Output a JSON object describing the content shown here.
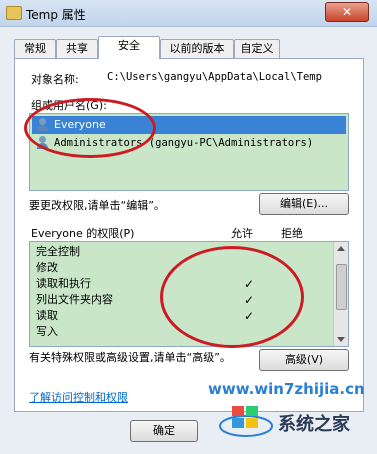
{
  "window": {
    "title": "Temp 属性",
    "close": "✕"
  },
  "tabs": [
    "常规",
    "共享",
    "安全",
    "以前的版本",
    "自定义"
  ],
  "object": {
    "label": "对象名称:",
    "path": "C:\\Users\\gangyu\\AppData\\Local\\Temp"
  },
  "groups": {
    "label": "组或用户名(G):",
    "items": [
      "Everyone",
      "Administrators (gangyu-PC\\Administrators)"
    ]
  },
  "edit": {
    "hint": "要更改权限,请单击“编辑”。",
    "button": "编辑(E)..."
  },
  "permissions": {
    "label": "Everyone 的权限(P)",
    "allow": "允许",
    "deny": "拒绝",
    "rows": [
      "完全控制",
      "修改",
      "读取和执行",
      "列出文件夹内容",
      "读取",
      "写入"
    ],
    "allow_checked": [
      false,
      false,
      true,
      true,
      true,
      false
    ],
    "check_glyph": "✓"
  },
  "special": {
    "hint": "有关特殊权限或高级设置,请单击“高级”。",
    "button": "高级(V)"
  },
  "link": "了解访问控制和权限",
  "ok_button": "确定",
  "watermark": {
    "site": "www.win7zhijia.cn",
    "name": "系统之家"
  }
}
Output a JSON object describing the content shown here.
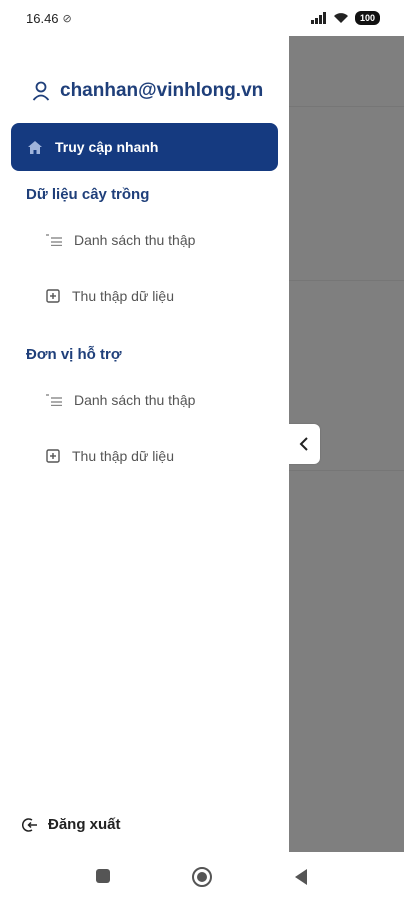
{
  "status": {
    "time": "16.46",
    "battery": "100"
  },
  "drawer": {
    "account_email": "chanhan@vinhlong.vn",
    "quick_access_label": "Truy cập nhanh",
    "sections": [
      {
        "title": "Dữ liệu cây trồng",
        "items": [
          "Danh sách thu thập",
          "Thu thập dữ liệu"
        ]
      },
      {
        "title": "Đơn vị hỗ trợ",
        "items": [
          "Danh sách thu thập",
          "Thu thập dữ liệu"
        ]
      }
    ],
    "logout_label": "Đăng xuất"
  },
  "colors": {
    "accent": "#153a80",
    "text_primary": "#1f3f7a",
    "overlay": "#7f7f7f"
  },
  "icons": [
    "user-icon",
    "home-icon",
    "list-icon",
    "add-box-icon",
    "logout-icon",
    "chevron-left-icon",
    "nav-recent-icon",
    "nav-home-icon",
    "nav-back-icon"
  ]
}
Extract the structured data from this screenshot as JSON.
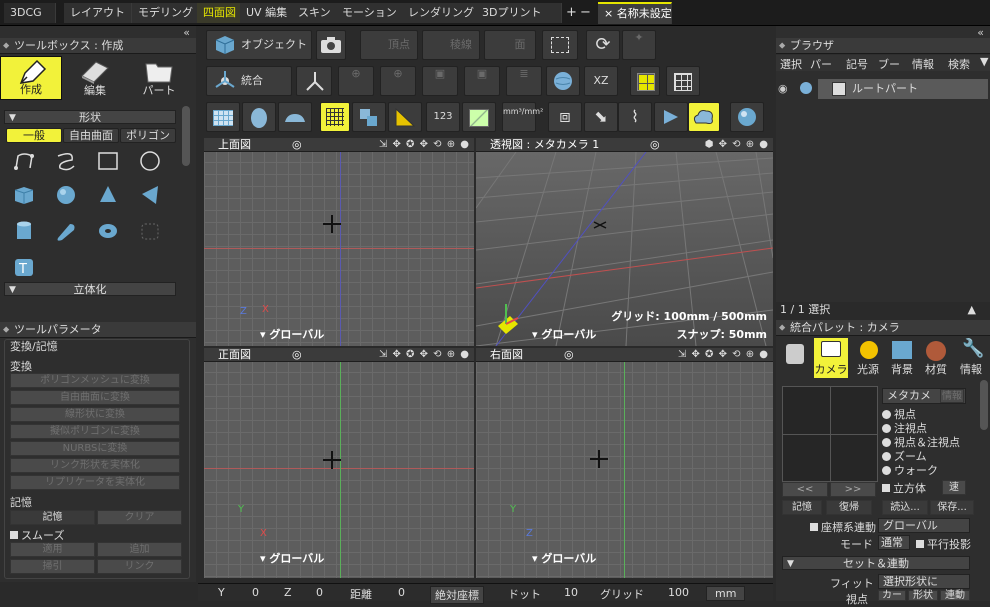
{
  "topbar": {
    "app_title": "3DCG",
    "tabs": [
      "レイアウト",
      "モデリング",
      "四面図",
      "UV 編集",
      "スキン",
      "モーション",
      "レンダリング",
      "3Dプリント"
    ],
    "add_symbol": "+",
    "minus_symbol": "−",
    "doc_close": "×",
    "doc_title": "名称未設定"
  },
  "toolbox": {
    "header": "ツールボックス : 作成",
    "collapse": "«",
    "modes": [
      "作成",
      "編集",
      "パート"
    ],
    "shape_section": "形状",
    "shape_tabs": [
      "一般",
      "自由曲面",
      "ポリゴン"
    ],
    "solid_section": "立体化"
  },
  "toolparam": {
    "header": "ツールパラメータ",
    "group_title": "変換/記憶",
    "convert_label": "変換",
    "convert_buttons": [
      "ポリゴンメッシュに変換",
      "自由曲面に変換",
      "線形状に変換",
      "擬似ポリゴンに変換",
      "NURBSに変換",
      "リンク形状を実体化",
      "リプリケータを実体化"
    ],
    "memory_label": "記憶",
    "memory_button": "記憶",
    "clear_button": "クリア",
    "smooth_label": "スムーズ",
    "apply_button": "適用",
    "add_button": "追加",
    "subtract_button": "掃引",
    "link_button": "リンク"
  },
  "toolbar": {
    "object_button": "オブジェクト",
    "vertex_button": "頂点",
    "edge_button": "稜線",
    "face_button": "面",
    "integrate_button": "統合",
    "xz_label": "XZ",
    "num_label": "123",
    "unit_label": "mm³/mm²"
  },
  "viewports": {
    "top": {
      "title": "上面図",
      "global": "グローバル"
    },
    "persp": {
      "title": "透視図 : メタカメラ 1",
      "global": "グローバル",
      "grid_info": "グリッド: 100mm / 500mm",
      "snap_info": "スナップ: 50mm"
    },
    "front": {
      "title": "正面図",
      "global": "グローバル"
    },
    "right": {
      "title": "右面図",
      "global": "グローバル"
    },
    "axis_x": "X",
    "axis_y": "Y",
    "axis_z": "Z"
  },
  "status": {
    "y_label": "Y",
    "y_value": "0",
    "z_label": "Z",
    "z_value": "0",
    "dist_label": "距離",
    "dist_value": "0",
    "coord_mode": "絶対座標",
    "dot_label": "ドット",
    "dot_value": "10",
    "grid_label": "グリッド",
    "grid_value": "100",
    "unit": "mm"
  },
  "browser": {
    "header": "ブラウザ",
    "menu": [
      "選択",
      "パー",
      "記号",
      "ブー",
      "情報",
      "検索"
    ],
    "root_part": "ルートパート",
    "selection_count": "1 / 1 選択"
  },
  "palette": {
    "header": "統合パレット : カメラ",
    "tabs": [
      "カメラ",
      "光源",
      "背景",
      "材質",
      "情報"
    ],
    "camera_name": "メタカメ",
    "camera_btn": "情報",
    "options": [
      "視点",
      "注視点",
      "視点＆注視点",
      "ズーム",
      "ウォーク"
    ],
    "cube_label": "立方体",
    "speed_btn": "速",
    "prev": "<<",
    "next": ">>",
    "memory_btn": "記憶",
    "restore_btn": "復帰",
    "load_btn": "読込...",
    "save_btn": "保存...",
    "coord_link": "座標系連動",
    "coord_value": "グローバル",
    "mode_label": "モード",
    "mode_value": "通常",
    "parallel": "平行投影",
    "set_section": "セット＆連動",
    "fit_label": "フィット",
    "fit_value": "選択形状に",
    "view_label": "視点",
    "view_value": "カー",
    "shape_value": "形状",
    "link_value": "連動"
  }
}
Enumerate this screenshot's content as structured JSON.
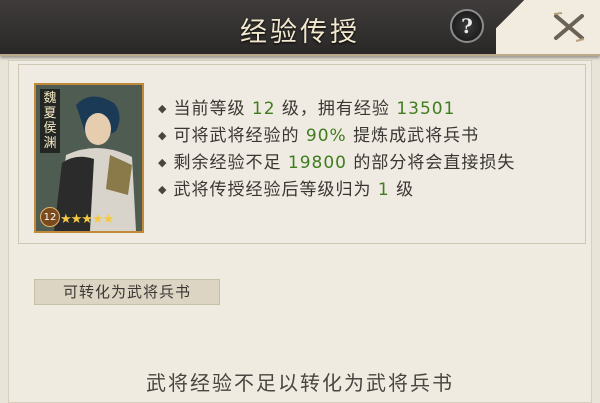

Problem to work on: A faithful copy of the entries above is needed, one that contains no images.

Answer box:
Output a JSON object describing the content shown here.
{
  "window": {
    "title": "Temp 属性",
    "close": "✕"
  },
  "tabs": [
    "常规",
    "共享",
    "安全",
    "以前的版本",
    "自定义"
  ],
  "object": {
    "label": "对象名称:",
    "path": "C:\\Users\\gangyu\\AppData\\Local\\Temp"
  },
  "groups": {
    "label": "组或用户名(G):",
    "items": [
      "Everyone",
      "Administrators (gangyu-PC\\Administrators)"
    ]
  },
  "edit": {
    "hint": "要更改权限,请单击“编辑”。",
    "button": "编辑(E)..."
  },
  "permissions": {
    "label": "Everyone 的权限(P)",
    "allow": "允许",
    "deny": "拒绝",
    "rows": [
      "完全控制",
      "修改",
      "读取和执行",
      "列出文件夹内容",
      "读取",
      "写入"
    ],
    "allow_checked": [
      false,
      false,
      true,
      true,
      true,
      false
    ],
    "check_glyph": "✓"
  },
  "special": {
    "hint": "有关特殊权限或高级设置,请单击“高级”。",
    "button": "高级(V)"
  },
  "link": "了解访问控制和权限",
  "ok_button": "确定",
  "watermark": {
    "site": "www.win7zhijia.cn",
    "name": "系统之家"
  }
}
Output a JSON object describing the content shown here.
{
  "status": {
    "time": "16.46",
    "battery": "100"
  },
  "drawer": {
    "account_email": "chanhan@vinhlong.vn",
    "quick_access_label": "Truy cập nhanh",
    "sections": [
      {
        "title": "Dữ liệu cây trồng",
        "items": [
          "Danh sách thu thập",
          "Thu thập dữ liệu"
        ]
      },
      {
        "title": "Đơn vị hỗ trợ",
        "items": [
          "Danh sách thu thập",
          "Thu thập dữ liệu"
        ]
      }
    ],
    "logout_label": "Đăng xuất"
  },
  "colors": {
    "accent": "#153a80",
    "text_primary": "#1f3f7a",
    "overlay": "#7f7f7f"
  },
  "icons": [
    "user-icon",
    "home-icon",
    "list-icon",
    "add-box-icon",
    "logout-icon",
    "chevron-left-icon",
    "nav-recent-icon",
    "nav-home-icon",
    "nav-back-icon"
  ]
}
Extract the structured data from this screenshot as JSON.
{
  "topbar": {
    "app_title": "3DCG",
    "tabs": [
      "レイアウト",
      "モデリング",
      "四面図",
      "UV 編集",
      "スキン",
      "モーション",
      "レンダリング",
      "3Dプリント"
    ],
    "add_symbol": "+",
    "minus_symbol": "−",
    "doc_close": "×",
    "doc_title": "名称未設定"
  },
  "toolbox": {
    "header": "ツールボックス : 作成",
    "collapse": "«",
    "modes": [
      "作成",
      "編集",
      "パート"
    ],
    "shape_section": "形状",
    "shape_tabs": [
      "一般",
      "自由曲面",
      "ポリゴン"
    ],
    "solid_section": "立体化"
  },
  "toolparam": {
    "header": "ツールパラメータ",
    "group_title": "変換/記憶",
    "convert_label": "変換",
    "convert_buttons": [
      "ポリゴンメッシュに変換",
      "自由曲面に変換",
      "線形状に変換",
      "擬似ポリゴンに変換",
      "NURBSに変換",
      "リンク形状を実体化",
      "リプリケータを実体化"
    ],
    "memory_label": "記憶",
    "memory_button": "記憶",
    "clear_button": "クリア",
    "smooth_label": "スムーズ",
    "apply_button": "適用",
    "add_button": "追加",
    "subtract_button": "掃引",
    "link_button": "リンク"
  },
  "toolbar": {
    "object_button": "オブジェクト",
    "vertex_button": "頂点",
    "edge_button": "稜線",
    "face_button": "面",
    "integrate_button": "統合",
    "xz_label": "XZ",
    "num_label": "123",
    "unit_label": "mm³/mm²"
  },
  "viewports": {
    "top": {
      "title": "上面図",
      "global": "グローバル"
    },
    "persp": {
      "title": "透視図 : メタカメラ 1",
      "global": "グローバル",
      "grid_info": "グリッド: 100mm / 500mm",
      "snap_info": "スナップ: 50mm"
    },
    "front": {
      "title": "正面図",
      "global": "グローバル"
    },
    "right": {
      "title": "右面図",
      "global": "グローバル"
    },
    "axis_x": "X",
    "axis_y": "Y",
    "axis_z": "Z"
  },
  "status": {
    "y_label": "Y",
    "y_value": "0",
    "z_label": "Z",
    "z_value": "0",
    "dist_label": "距離",
    "dist_value": "0",
    "coord_mode": "絶対座標",
    "dot_label": "ドット",
    "dot_value": "10",
    "grid_label": "グリッド",
    "grid_value": "100",
    "unit": "mm"
  },
  "browser": {
    "header": "ブラウザ",
    "menu": [
      "選択",
      "パー",
      "記号",
      "ブー",
      "情報",
      "検索"
    ],
    "root_part": "ルートパート",
    "selection_count": "1 / 1 選択"
  },
  "palette": {
    "header": "統合パレット : カメラ",
    "tabs": [
      "カメラ",
      "光源",
      "背景",
      "材質",
      "情報"
    ],
    "camera_name": "メタカメ",
    "camera_btn": "情報",
    "options": [
      "視点",
      "注視点",
      "視点＆注視点",
      "ズーム",
      "ウォーク"
    ],
    "cube_label": "立方体",
    "speed_btn": "速",
    "prev": "<<",
    "next": ">>",
    "memory_btn": "記憶",
    "restore_btn": "復帰",
    "load_btn": "読込...",
    "save_btn": "保存...",
    "coord_link": "座標系連動",
    "coord_value": "グローバル",
    "mode_label": "モード",
    "mode_value": "通常",
    "parallel": "平行投影",
    "set_section": "セット＆連動",
    "fit_label": "フィット",
    "fit_value": "選択形状に",
    "view_label": "視点",
    "view_value": "カー",
    "shape_value": "形状",
    "link_value": "連動"
  }
}
Enumerate this screenshot's content as structured JSON.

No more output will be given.